FSC has several categories of certified wood, including:

  • FSC 100%: formerly called “FSC Pure,” this designation is for wood that comes from FSC-certified forests;
  • FSC Recycled: this designation is for wood salvaged from demolished structures or other post-consumer sources; and
  • FSC Mix: this indicates a certain percentage of the wood comes from FSC-certified sources, and the balance is ‘controlled’ wood (i.e. material not from certified sources, but also not produced without egregious practices such as illegal harvesting).

LEED credit calculations can take advantage of the full value of FSC 100% and FSC Recycled wood, and a percentage of the value of FSC Mix wood. Controlled wood does not contribute to LEED credits. Credit calculations are of crucial importance to projects pursuing LEED certification. A specification requiring “FSC-certified wood” can be satisfied with FSC Mix 1 percent wood, but the result may disappoint those expecting to earn LEED credit. Specifiers should be clear about their project’s requirements, specifying either “FSC 100% wood” or a minimum acceptable percentage for FSC Mix wood.

Individuals responsible for project submittals may not be familiar with chain-of-custody requirements. In Part 1–General of a wood product specification section, it is therefore also advisable to require submittal of the product manufacturer’s invoices, and packing slips indicating the FSC claims applicable to products used on the job.

Specifying certified wood can increase the cost of the material, depending on the species. The supply or quality of exotic species with FSC certification may be limited and it is prudent to discuss cost and availability with vendors before specifying. The awkwardly named “FSC Mix Credit” program alleviates some of the marketplace’s limitations. It allows veneer suppliers to meet project specifications by swapping credit from certified wood of poor aesthetic quality to better-looking wood that is not certified.

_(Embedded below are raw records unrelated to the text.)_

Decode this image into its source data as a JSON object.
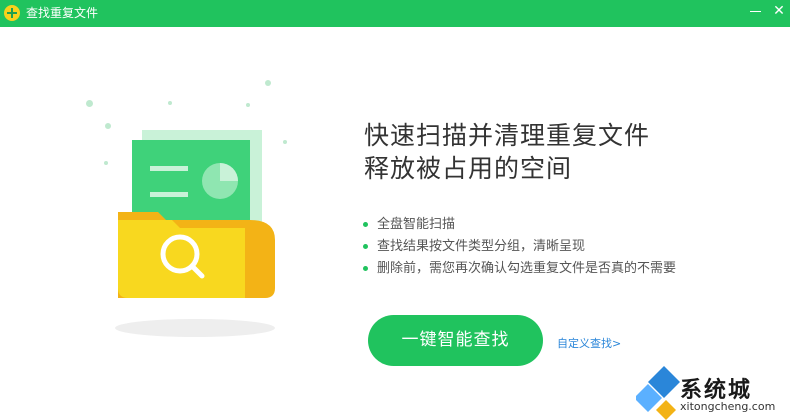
{
  "window": {
    "title": "查找重复文件",
    "minimize_icon": "minimize-icon",
    "close_glyph": "✕"
  },
  "headline": {
    "line1": "快速扫描并清理重复文件",
    "line2": "释放被占用的空间"
  },
  "features": [
    "全盘智能扫描",
    "查找结果按文件类型分组，清晰呈现",
    "删除前，需您再次确认勾选重复文件是否真的不需要"
  ],
  "actions": {
    "scan_label": "一键智能查找",
    "custom_label": "自定义查找>"
  },
  "watermark": {
    "name": "系统城",
    "url": "xitongcheng.com"
  },
  "colors": {
    "accent": "#20c35e",
    "link": "#2a86d9",
    "folder": "#f8d21c"
  }
}
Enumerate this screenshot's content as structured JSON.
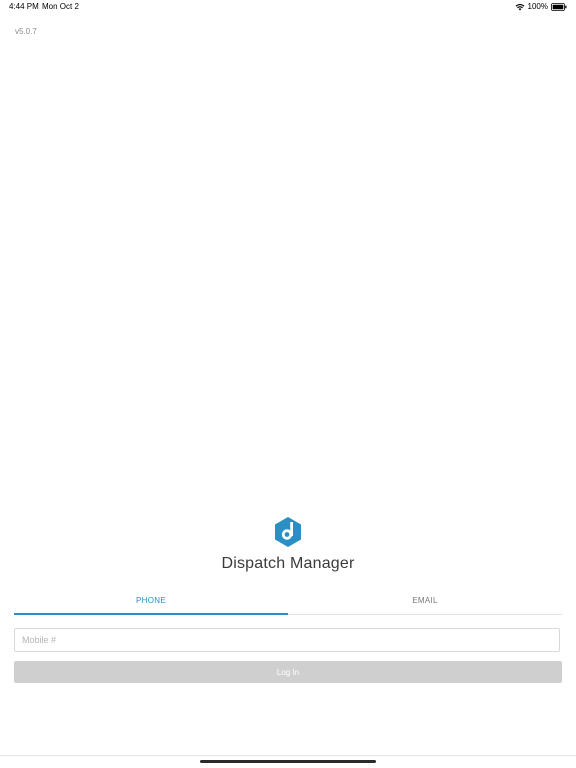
{
  "status_bar": {
    "time": "4:44 PM",
    "date": "Mon Oct 2",
    "battery_percent": "100%",
    "icons": [
      "wifi-icon",
      "battery-icon"
    ]
  },
  "app": {
    "version": "v5.0.7",
    "title": "Dispatch Manager",
    "logo": "dispatch-logo-icon",
    "brand_color": "#2a8fc4"
  },
  "tabs": [
    {
      "label": "PHONE",
      "active": true
    },
    {
      "label": "EMAIL",
      "active": false
    }
  ],
  "form": {
    "mobile_value": "",
    "mobile_placeholder": "Mobile #",
    "login_label": "Log In",
    "login_enabled": false
  }
}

This credit requires wood products have no added urea formaldehyde. Urea formaldehyde is widely used as a binder in manufacturing of particle cores for traditional wood panels (using aluminum cores eliminates this concern.) Formaldehyde, however, has also been used as a binder in engineered veneers, and as an adhesive to assemble veneer faces and to apply veneer to a core. Alternative binders and adhesives are increasingly available and specifiers should consult vendors for assistance in specifying NAUF products.

The Living Building Challenge, a relatively new standard for sustainable construction, has “red listed” all forms of formaldehyde, including phenol formaldehyde. Phenol formaldehyde is considered less deleterious to indoor air quality because it has a lower emission rate than that of urea formaldehyde. Still, several veneer producers no longer add this chemical to their products.

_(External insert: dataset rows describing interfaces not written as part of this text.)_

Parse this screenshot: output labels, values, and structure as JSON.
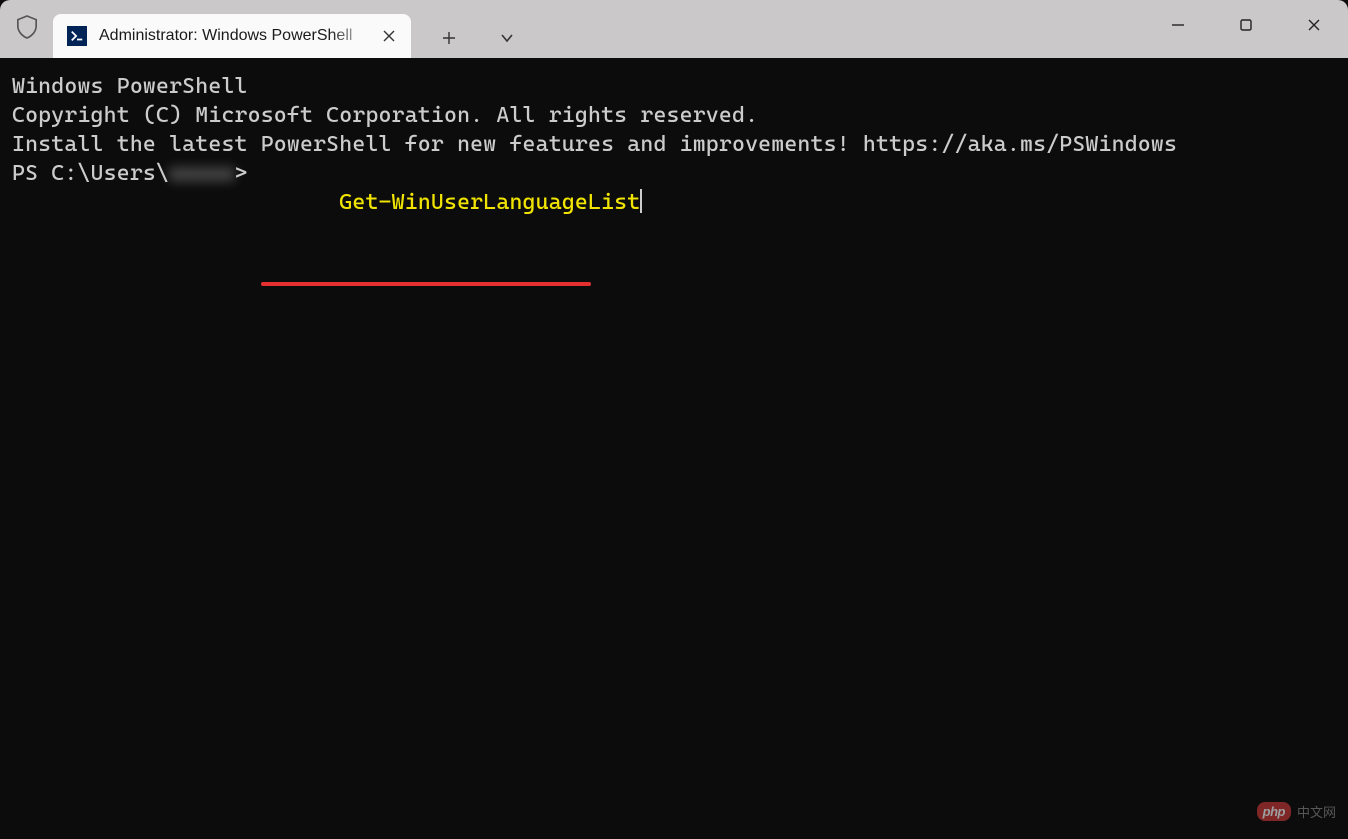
{
  "titlebar": {
    "tab": {
      "title": "Administrator: Windows PowerShell"
    }
  },
  "terminal": {
    "line1": "Windows PowerShell",
    "line2": "Copyright (C) Microsoft Corporation. All rights reserved.",
    "line3": "",
    "line4": "Install the latest PowerShell for new features and improvements! https://aka.ms/PSWindows",
    "line5": "",
    "prompt": {
      "prefix": "PS C:\\Users\\",
      "user_blurred": "xxxxx",
      "suffix": "> ",
      "command": "Get-WinUserLanguageList"
    }
  },
  "watermark": {
    "logo": "php",
    "text": "中文网"
  }
}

LEED credits for low-VOC adhesives and coatings do not pertain to factory-applied adhesives or coatings. However, lifecycle considerations, including manufacturing, also contribute to a product’s environmental impact. Low-VOC adhesives are available for applying veneer to aluminum; its tenacious hold has been tested by running panels through multiple cycles in a dishwasher (an unsophisticated-but-convincing methodology), and proven in actual uses in both interior and exterior applications. UV-cured clear coatings have zero VOCs; they are durable, non-yellowing, and available with a low gloss surface.


Prior to the mid-20th century, most architectural paneling had stile and rail frames with small, inset panels of solid lumber. Veneer, when used, was thicker than that of today, and required time-consuming craftsmanship to apply.

Concurrent with advances in plywood manufacturing, veneer became thinner due to improved slicing technology and better adhesives, and manufacturing processes improved the application of veneer over core materials. The tradition of innovation continues. As photos accompanying this article show, wood panels can now be used in bigger and more diverse applications than was previously practical.

 In fields where rapid change is occurring, design professionals will best be able to realize their vision through close collaboration with veneer suppliers and experienced panel manufacturers and by preparing specifications that clearly define ceiling and wall panel requirements.